:: DATASET CONTENT

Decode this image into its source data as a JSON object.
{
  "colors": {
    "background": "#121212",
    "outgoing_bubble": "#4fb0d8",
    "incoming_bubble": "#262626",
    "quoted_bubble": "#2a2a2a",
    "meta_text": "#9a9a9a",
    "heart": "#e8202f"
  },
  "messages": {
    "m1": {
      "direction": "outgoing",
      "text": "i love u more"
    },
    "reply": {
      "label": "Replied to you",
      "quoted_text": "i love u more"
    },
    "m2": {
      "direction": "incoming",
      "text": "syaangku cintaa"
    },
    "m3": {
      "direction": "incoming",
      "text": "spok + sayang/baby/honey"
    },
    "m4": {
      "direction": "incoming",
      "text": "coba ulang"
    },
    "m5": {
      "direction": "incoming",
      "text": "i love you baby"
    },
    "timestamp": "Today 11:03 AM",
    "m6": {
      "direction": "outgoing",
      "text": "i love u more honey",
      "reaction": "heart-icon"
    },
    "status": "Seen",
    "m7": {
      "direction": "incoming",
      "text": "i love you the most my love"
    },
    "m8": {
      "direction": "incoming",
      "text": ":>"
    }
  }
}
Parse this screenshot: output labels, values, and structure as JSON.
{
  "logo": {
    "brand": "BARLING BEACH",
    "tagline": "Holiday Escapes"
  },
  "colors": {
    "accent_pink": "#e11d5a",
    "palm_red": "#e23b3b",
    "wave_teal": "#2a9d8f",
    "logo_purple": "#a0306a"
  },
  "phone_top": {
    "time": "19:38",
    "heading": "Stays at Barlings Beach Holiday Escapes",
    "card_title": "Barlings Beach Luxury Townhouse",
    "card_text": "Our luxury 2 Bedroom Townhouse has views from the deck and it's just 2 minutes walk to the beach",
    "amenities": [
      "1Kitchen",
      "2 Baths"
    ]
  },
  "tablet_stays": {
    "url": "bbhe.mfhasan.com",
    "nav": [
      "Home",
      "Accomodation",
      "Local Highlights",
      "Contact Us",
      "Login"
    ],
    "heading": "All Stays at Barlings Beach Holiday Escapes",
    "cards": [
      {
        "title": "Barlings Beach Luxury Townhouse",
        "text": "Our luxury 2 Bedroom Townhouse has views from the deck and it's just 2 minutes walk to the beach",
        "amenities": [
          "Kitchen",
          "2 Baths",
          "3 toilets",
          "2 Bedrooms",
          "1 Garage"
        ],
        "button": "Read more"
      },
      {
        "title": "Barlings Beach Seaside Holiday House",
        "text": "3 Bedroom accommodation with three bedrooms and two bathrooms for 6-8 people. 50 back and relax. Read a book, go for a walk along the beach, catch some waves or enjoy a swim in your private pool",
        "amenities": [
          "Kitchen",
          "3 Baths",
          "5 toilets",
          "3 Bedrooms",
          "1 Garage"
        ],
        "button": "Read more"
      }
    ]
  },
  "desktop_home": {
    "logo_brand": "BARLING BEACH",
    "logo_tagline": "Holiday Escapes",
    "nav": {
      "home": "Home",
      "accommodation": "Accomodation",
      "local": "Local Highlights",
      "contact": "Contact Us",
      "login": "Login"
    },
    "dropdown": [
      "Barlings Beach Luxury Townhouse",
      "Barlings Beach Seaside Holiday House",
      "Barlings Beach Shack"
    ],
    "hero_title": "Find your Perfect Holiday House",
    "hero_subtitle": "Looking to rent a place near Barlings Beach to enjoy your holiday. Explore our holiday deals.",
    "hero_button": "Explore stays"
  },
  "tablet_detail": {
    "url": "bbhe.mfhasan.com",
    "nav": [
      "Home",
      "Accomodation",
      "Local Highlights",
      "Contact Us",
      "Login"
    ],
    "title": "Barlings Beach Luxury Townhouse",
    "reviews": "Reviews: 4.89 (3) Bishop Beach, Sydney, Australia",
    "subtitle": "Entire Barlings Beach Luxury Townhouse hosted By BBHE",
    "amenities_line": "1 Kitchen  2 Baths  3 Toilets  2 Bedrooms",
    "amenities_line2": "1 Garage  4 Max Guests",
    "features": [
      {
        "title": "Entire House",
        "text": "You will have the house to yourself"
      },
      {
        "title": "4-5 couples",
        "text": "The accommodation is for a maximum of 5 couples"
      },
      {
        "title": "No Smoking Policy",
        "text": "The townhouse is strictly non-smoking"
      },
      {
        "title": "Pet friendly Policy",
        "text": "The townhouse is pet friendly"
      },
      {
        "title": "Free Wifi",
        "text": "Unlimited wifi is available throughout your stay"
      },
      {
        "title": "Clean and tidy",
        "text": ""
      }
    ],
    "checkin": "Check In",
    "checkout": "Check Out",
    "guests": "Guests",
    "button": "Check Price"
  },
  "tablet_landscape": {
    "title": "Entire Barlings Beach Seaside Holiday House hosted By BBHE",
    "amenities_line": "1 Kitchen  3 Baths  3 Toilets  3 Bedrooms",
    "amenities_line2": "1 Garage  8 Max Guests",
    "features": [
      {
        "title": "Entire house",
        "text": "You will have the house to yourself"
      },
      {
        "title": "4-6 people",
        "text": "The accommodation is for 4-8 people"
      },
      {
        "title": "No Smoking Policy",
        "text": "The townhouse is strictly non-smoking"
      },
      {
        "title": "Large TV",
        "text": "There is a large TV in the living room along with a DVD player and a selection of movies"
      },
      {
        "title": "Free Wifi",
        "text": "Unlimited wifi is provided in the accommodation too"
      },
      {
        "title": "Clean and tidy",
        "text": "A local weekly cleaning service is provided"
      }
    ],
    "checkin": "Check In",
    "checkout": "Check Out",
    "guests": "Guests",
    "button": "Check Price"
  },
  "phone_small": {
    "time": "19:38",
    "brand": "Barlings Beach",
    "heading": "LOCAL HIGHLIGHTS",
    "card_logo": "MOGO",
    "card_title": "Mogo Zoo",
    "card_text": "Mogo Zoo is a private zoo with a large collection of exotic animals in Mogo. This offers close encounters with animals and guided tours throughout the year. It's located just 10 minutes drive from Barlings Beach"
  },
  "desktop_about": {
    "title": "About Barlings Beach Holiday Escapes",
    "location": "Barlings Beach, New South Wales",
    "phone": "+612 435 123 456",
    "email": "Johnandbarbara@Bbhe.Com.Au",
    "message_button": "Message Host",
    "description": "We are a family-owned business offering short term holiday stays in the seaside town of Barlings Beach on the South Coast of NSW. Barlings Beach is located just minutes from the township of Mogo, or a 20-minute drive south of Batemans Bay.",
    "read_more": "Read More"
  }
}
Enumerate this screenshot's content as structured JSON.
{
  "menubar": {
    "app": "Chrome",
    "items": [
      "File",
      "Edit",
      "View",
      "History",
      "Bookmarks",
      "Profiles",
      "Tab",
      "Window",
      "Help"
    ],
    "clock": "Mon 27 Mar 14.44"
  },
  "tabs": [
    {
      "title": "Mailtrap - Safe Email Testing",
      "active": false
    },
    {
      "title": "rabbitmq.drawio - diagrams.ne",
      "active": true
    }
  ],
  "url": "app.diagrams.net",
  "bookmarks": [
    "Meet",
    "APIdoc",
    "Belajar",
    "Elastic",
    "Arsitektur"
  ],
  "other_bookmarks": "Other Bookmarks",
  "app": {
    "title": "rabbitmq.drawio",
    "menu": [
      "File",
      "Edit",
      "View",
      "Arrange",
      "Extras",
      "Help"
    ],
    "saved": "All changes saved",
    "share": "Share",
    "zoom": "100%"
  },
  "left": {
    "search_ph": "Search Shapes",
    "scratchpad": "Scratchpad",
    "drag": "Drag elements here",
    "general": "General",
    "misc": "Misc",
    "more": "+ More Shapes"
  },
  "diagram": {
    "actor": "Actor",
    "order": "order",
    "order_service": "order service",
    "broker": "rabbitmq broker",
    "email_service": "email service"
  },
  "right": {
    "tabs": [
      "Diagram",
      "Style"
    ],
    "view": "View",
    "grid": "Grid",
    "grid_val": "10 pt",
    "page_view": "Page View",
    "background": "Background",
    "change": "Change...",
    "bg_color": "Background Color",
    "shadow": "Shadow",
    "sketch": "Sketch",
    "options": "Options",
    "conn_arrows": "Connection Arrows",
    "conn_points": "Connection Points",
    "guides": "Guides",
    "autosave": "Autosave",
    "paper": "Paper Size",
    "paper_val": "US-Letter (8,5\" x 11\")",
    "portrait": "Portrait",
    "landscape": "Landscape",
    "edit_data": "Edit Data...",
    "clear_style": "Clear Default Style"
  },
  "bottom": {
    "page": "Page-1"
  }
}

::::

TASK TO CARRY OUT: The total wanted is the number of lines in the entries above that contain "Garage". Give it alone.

THE ANSWER: 4